== Segment start ==
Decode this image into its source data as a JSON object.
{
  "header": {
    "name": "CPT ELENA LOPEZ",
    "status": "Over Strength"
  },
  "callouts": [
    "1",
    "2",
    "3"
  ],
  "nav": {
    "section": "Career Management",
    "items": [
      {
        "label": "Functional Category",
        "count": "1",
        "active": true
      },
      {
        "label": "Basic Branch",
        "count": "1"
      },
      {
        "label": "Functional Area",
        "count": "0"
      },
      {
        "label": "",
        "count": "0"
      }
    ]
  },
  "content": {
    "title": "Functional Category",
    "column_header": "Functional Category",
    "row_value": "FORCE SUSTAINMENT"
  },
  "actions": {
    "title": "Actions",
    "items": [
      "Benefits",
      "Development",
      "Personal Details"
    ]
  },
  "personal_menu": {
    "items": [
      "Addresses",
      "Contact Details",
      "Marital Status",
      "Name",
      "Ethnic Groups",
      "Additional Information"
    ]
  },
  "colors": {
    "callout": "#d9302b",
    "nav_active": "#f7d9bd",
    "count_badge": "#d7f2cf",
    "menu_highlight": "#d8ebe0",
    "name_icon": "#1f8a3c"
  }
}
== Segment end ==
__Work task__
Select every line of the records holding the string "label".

__Solution below__
        "label": "Functional Category",
        "label": "Basic Branch",
        "label": "Functional Area",
        "label": "",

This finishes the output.